BibliographyBloom, Harold, ed. Rudyard Kipling’s “Kim.” New York: Chelsea House, 1987. An excellent introductory source gathering a cross section of essays providing extremely useful criticism. Analyzes character and theme, discusses Kipling’s views on India, presents revisions from an earlier draft, and compares Kipling’s views on the British empire with those of E. M. Forster and George Orwell.Page, Norman. A Kipling Companion. London: Macmillan, 1984. Helpful introductory source providing a brief biography, chronology, and discussion of Kipling’s world. Identifies historical figures and gives clear, insightful analyses of the novels, short stories, and verse. Helpful annotated bibliography.Rao, K. Bhaskara.

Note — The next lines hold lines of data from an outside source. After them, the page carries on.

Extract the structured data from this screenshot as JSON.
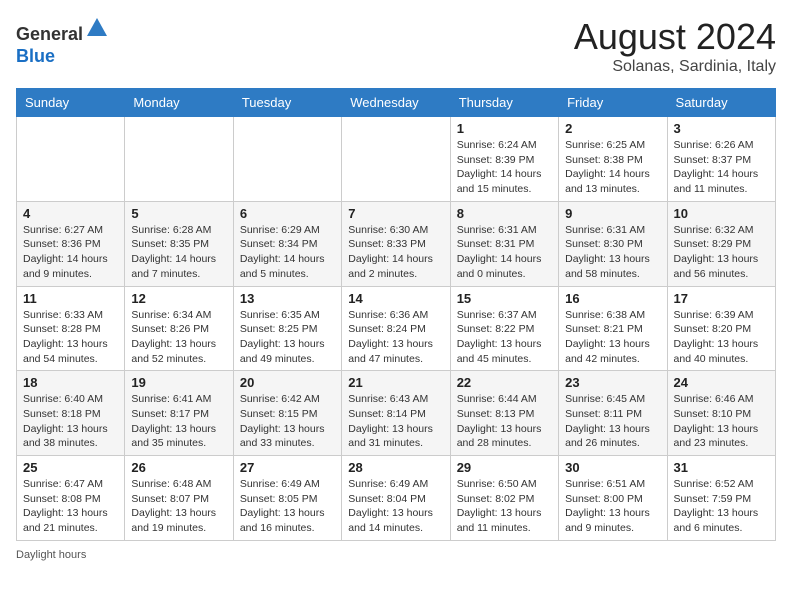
{
  "header": {
    "logo_line1": "General",
    "logo_line2": "Blue",
    "month_year": "August 2024",
    "location": "Solanas, Sardinia, Italy"
  },
  "weekdays": [
    "Sunday",
    "Monday",
    "Tuesday",
    "Wednesday",
    "Thursday",
    "Friday",
    "Saturday"
  ],
  "weeks": [
    [
      {
        "day": "",
        "info": ""
      },
      {
        "day": "",
        "info": ""
      },
      {
        "day": "",
        "info": ""
      },
      {
        "day": "",
        "info": ""
      },
      {
        "day": "1",
        "info": "Sunrise: 6:24 AM\nSunset: 8:39 PM\nDaylight: 14 hours and 15 minutes."
      },
      {
        "day": "2",
        "info": "Sunrise: 6:25 AM\nSunset: 8:38 PM\nDaylight: 14 hours and 13 minutes."
      },
      {
        "day": "3",
        "info": "Sunrise: 6:26 AM\nSunset: 8:37 PM\nDaylight: 14 hours and 11 minutes."
      }
    ],
    [
      {
        "day": "4",
        "info": "Sunrise: 6:27 AM\nSunset: 8:36 PM\nDaylight: 14 hours and 9 minutes."
      },
      {
        "day": "5",
        "info": "Sunrise: 6:28 AM\nSunset: 8:35 PM\nDaylight: 14 hours and 7 minutes."
      },
      {
        "day": "6",
        "info": "Sunrise: 6:29 AM\nSunset: 8:34 PM\nDaylight: 14 hours and 5 minutes."
      },
      {
        "day": "7",
        "info": "Sunrise: 6:30 AM\nSunset: 8:33 PM\nDaylight: 14 hours and 2 minutes."
      },
      {
        "day": "8",
        "info": "Sunrise: 6:31 AM\nSunset: 8:31 PM\nDaylight: 14 hours and 0 minutes."
      },
      {
        "day": "9",
        "info": "Sunrise: 6:31 AM\nSunset: 8:30 PM\nDaylight: 13 hours and 58 minutes."
      },
      {
        "day": "10",
        "info": "Sunrise: 6:32 AM\nSunset: 8:29 PM\nDaylight: 13 hours and 56 minutes."
      }
    ],
    [
      {
        "day": "11",
        "info": "Sunrise: 6:33 AM\nSunset: 8:28 PM\nDaylight: 13 hours and 54 minutes."
      },
      {
        "day": "12",
        "info": "Sunrise: 6:34 AM\nSunset: 8:26 PM\nDaylight: 13 hours and 52 minutes."
      },
      {
        "day": "13",
        "info": "Sunrise: 6:35 AM\nSunset: 8:25 PM\nDaylight: 13 hours and 49 minutes."
      },
      {
        "day": "14",
        "info": "Sunrise: 6:36 AM\nSunset: 8:24 PM\nDaylight: 13 hours and 47 minutes."
      },
      {
        "day": "15",
        "info": "Sunrise: 6:37 AM\nSunset: 8:22 PM\nDaylight: 13 hours and 45 minutes."
      },
      {
        "day": "16",
        "info": "Sunrise: 6:38 AM\nSunset: 8:21 PM\nDaylight: 13 hours and 42 minutes."
      },
      {
        "day": "17",
        "info": "Sunrise: 6:39 AM\nSunset: 8:20 PM\nDaylight: 13 hours and 40 minutes."
      }
    ],
    [
      {
        "day": "18",
        "info": "Sunrise: 6:40 AM\nSunset: 8:18 PM\nDaylight: 13 hours and 38 minutes."
      },
      {
        "day": "19",
        "info": "Sunrise: 6:41 AM\nSunset: 8:17 PM\nDaylight: 13 hours and 35 minutes."
      },
      {
        "day": "20",
        "info": "Sunrise: 6:42 AM\nSunset: 8:15 PM\nDaylight: 13 hours and 33 minutes."
      },
      {
        "day": "21",
        "info": "Sunrise: 6:43 AM\nSunset: 8:14 PM\nDaylight: 13 hours and 31 minutes."
      },
      {
        "day": "22",
        "info": "Sunrise: 6:44 AM\nSunset: 8:13 PM\nDaylight: 13 hours and 28 minutes."
      },
      {
        "day": "23",
        "info": "Sunrise: 6:45 AM\nSunset: 8:11 PM\nDaylight: 13 hours and 26 minutes."
      },
      {
        "day": "24",
        "info": "Sunrise: 6:46 AM\nSunset: 8:10 PM\nDaylight: 13 hours and 23 minutes."
      }
    ],
    [
      {
        "day": "25",
        "info": "Sunrise: 6:47 AM\nSunset: 8:08 PM\nDaylight: 13 hours and 21 minutes."
      },
      {
        "day": "26",
        "info": "Sunrise: 6:48 AM\nSunset: 8:07 PM\nDaylight: 13 hours and 19 minutes."
      },
      {
        "day": "27",
        "info": "Sunrise: 6:49 AM\nSunset: 8:05 PM\nDaylight: 13 hours and 16 minutes."
      },
      {
        "day": "28",
        "info": "Sunrise: 6:49 AM\nSunset: 8:04 PM\nDaylight: 13 hours and 14 minutes."
      },
      {
        "day": "29",
        "info": "Sunrise: 6:50 AM\nSunset: 8:02 PM\nDaylight: 13 hours and 11 minutes."
      },
      {
        "day": "30",
        "info": "Sunrise: 6:51 AM\nSunset: 8:00 PM\nDaylight: 13 hours and 9 minutes."
      },
      {
        "day": "31",
        "info": "Sunrise: 6:52 AM\nSunset: 7:59 PM\nDaylight: 13 hours and 6 minutes."
      }
    ]
  ],
  "footer": {
    "daylight_label": "Daylight hours"
  }
}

Rudyard Kipling’s India. Norman: University of Oklahoma Press, 1967. Evaluates Kipling’s place as a writer about India and compares with other British writers. Provides historical background and analyzes theme, setting, and character in Kim.Shahane, Vasant. Rudyard Kipling: Activist and Artist. Carbondale: Southern Illinois University Press, 1973. Excellent introductory source. Provides chapter-by-chapter summary illustrating the novel’s thematic unity and charting Kim’s inner growth as he deals with his two separate worlds. Helpful in following the complex action in the novel. Clear analysis of major symbols, setting, and character.Sullivan, Zohreh. Narratives of Empire: The Fictions of Rudyard Kipling. Cambridge, England: Cambridge University Press, 1993. A detailed analysis that stresses the quest of the lama and Kim, discusses theme and symbol, and provides detailed character analysis. Clear explanation of religious background.
Categories: Places